"I feel like a misfit," said the defensive end. "They just don't think I'm big enough to play in the three-man line. I'd love to stay in Cincinnati. But one of the veteran defensive linemen is going to have to go, and we're all good. I could see myself being traded in August."Evidence of Buck's fast-forward decline from the Bengals' plans abounds. In the NFL draft, the club took defensive ends in the second and third rounds, its highest picks at defensive line since Buck was drafted No. 1 four years ago.
There was also Buck's quiet contract renegotiation with Cincinnati that ended recently with an undisclosed agreement.
Buck, eschewing the aid of agent Leigh Steinberg, took three weeks to work out a deal with assistant general manager Mike Brown. That's a startling reversal from training camp 1987, when Buck, fresh from Brigham Young University, held out for most of the summer before gaining a four-year deal averaging $373,000.
"Leigh didn't return my phone call," said Buck of the man who represents three first-round picks from this year's draft. "I like him, but he's got his finger in too many pots. I just didn't want the hassle of an agent. Mike was very fair and up front. It can get personal between an agent and owner, but this was done professionally. I'm very satisfied with the money and length."
Buck signed a non-disclosure clause, but it's no secret Brown didn't offer him the money befitting a starter, which Buck was in 1989 when he led the team in sacks with six. The average salary for an NFL starter in 1990 was $466,000.
Although Buck says he received a raise, Brown told Buck he was working off last season, when Buck played just five downs in the base 3-4 defense.
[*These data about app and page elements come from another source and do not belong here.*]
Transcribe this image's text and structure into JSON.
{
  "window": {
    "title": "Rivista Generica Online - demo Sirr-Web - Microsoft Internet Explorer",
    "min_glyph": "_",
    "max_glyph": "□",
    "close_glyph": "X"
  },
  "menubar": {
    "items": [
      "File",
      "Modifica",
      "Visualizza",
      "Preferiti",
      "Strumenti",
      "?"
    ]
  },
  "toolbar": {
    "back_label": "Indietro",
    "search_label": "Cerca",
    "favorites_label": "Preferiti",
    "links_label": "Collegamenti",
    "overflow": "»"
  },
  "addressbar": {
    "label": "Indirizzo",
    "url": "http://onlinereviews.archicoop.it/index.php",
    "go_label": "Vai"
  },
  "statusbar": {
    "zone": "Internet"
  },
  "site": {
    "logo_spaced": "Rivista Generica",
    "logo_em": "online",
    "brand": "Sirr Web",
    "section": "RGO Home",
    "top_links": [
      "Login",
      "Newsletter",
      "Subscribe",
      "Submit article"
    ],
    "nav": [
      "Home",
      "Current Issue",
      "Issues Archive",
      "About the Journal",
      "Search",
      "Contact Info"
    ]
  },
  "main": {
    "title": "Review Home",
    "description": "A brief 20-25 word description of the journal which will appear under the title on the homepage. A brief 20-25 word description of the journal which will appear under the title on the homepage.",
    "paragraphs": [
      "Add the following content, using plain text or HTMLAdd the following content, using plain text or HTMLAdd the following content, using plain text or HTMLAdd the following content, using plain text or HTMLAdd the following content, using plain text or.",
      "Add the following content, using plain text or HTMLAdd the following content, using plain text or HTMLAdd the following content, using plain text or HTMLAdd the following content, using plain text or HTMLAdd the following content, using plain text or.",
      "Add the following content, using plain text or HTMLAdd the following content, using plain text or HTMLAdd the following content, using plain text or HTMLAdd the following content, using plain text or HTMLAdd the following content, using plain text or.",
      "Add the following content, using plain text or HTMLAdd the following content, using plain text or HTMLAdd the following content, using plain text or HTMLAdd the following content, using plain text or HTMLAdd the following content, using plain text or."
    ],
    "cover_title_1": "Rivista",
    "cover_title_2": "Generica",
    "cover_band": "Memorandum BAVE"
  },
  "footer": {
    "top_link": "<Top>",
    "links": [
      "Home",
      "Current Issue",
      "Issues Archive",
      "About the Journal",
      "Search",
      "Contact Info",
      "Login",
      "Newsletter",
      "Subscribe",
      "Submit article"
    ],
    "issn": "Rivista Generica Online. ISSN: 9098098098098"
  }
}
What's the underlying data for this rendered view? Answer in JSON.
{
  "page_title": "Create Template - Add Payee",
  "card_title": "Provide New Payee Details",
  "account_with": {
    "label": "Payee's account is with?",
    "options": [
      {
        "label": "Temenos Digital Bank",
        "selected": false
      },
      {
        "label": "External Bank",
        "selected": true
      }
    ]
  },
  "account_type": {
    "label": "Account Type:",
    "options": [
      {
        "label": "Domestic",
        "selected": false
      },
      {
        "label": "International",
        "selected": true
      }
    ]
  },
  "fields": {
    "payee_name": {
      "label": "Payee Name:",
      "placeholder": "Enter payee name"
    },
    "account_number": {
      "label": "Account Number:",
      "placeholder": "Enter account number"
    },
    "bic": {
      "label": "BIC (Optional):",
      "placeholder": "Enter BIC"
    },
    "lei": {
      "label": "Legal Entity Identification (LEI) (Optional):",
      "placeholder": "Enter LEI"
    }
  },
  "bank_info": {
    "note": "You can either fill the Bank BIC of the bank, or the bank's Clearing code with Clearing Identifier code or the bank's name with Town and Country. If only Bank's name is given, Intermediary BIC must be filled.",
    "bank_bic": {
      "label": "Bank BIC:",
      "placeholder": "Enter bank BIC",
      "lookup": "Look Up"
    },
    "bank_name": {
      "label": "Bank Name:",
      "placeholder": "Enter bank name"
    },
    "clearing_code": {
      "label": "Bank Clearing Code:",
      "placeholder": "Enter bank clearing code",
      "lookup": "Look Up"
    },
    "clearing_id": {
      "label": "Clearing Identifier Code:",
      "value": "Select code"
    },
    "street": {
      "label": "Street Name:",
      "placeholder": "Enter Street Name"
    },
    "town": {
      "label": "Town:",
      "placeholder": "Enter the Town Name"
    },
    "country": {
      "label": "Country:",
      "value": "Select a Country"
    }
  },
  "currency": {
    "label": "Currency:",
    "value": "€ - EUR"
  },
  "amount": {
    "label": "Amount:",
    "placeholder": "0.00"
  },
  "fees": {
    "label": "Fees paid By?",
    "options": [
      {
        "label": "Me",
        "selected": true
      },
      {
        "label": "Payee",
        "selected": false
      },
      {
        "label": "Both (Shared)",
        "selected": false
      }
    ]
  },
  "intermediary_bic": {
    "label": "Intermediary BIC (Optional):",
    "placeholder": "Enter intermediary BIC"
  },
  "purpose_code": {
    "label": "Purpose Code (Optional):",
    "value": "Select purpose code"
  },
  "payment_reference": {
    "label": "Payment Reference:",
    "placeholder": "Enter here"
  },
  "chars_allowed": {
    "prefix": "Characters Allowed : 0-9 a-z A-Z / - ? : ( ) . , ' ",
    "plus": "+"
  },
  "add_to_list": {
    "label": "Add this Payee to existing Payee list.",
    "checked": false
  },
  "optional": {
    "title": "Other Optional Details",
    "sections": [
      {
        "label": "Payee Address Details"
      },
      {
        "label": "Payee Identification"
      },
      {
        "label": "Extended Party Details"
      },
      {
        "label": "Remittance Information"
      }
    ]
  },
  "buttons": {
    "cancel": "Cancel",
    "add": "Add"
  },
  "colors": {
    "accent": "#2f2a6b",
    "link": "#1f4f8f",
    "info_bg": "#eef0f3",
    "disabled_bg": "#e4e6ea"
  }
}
He managed half a sack out of the four-man line used only in passing situations or against run-and-shoot teams.
"There were the typical arguments," Buck said. "He looked at this year and I pointed out that when I started, I led the team in sacks and had more tackles than anyone on the defensive line except Timmy (Krumrie)."
The 255-pound Buck was stunned when he walked into training camp last summer and saw he was second team. The Bengals opted for more beef up front after finishing 26th in the NFL against the run and are headed that way again with the drafting of 300-pound Lamar Rogers and 290-pound Bob Dahl after finishing 22nd in 1990.
"In our anxiety to get big, we don't want to lose the ability to move," said defensive line coach Chuck Studley. "We feel these two guys we just drafted are quick. We haven't felt that Jason's performed against the run. I'm not making any promises. This is no different than any other training camp. The veterans should be nervous."
Among the anxious ones will be Buck, defensive ends Skip McClendon, Natu Tuatagaloa and Andrew Stewart (a free agent), and defensive end-tackle David Grant.
But Buck, who hopes to be 265 pounds by the opening of training camp, has an appetite for the competition. A dogged weight-lifter, he's eating four and five small meals a day as well as pumping himself up with optimism.
"I know I can still play," Buck said. "I know I can play somewhere on a four-man line. I know I'll be somewhere this season. I hope it's Cincinnati, but I'll go where I can play."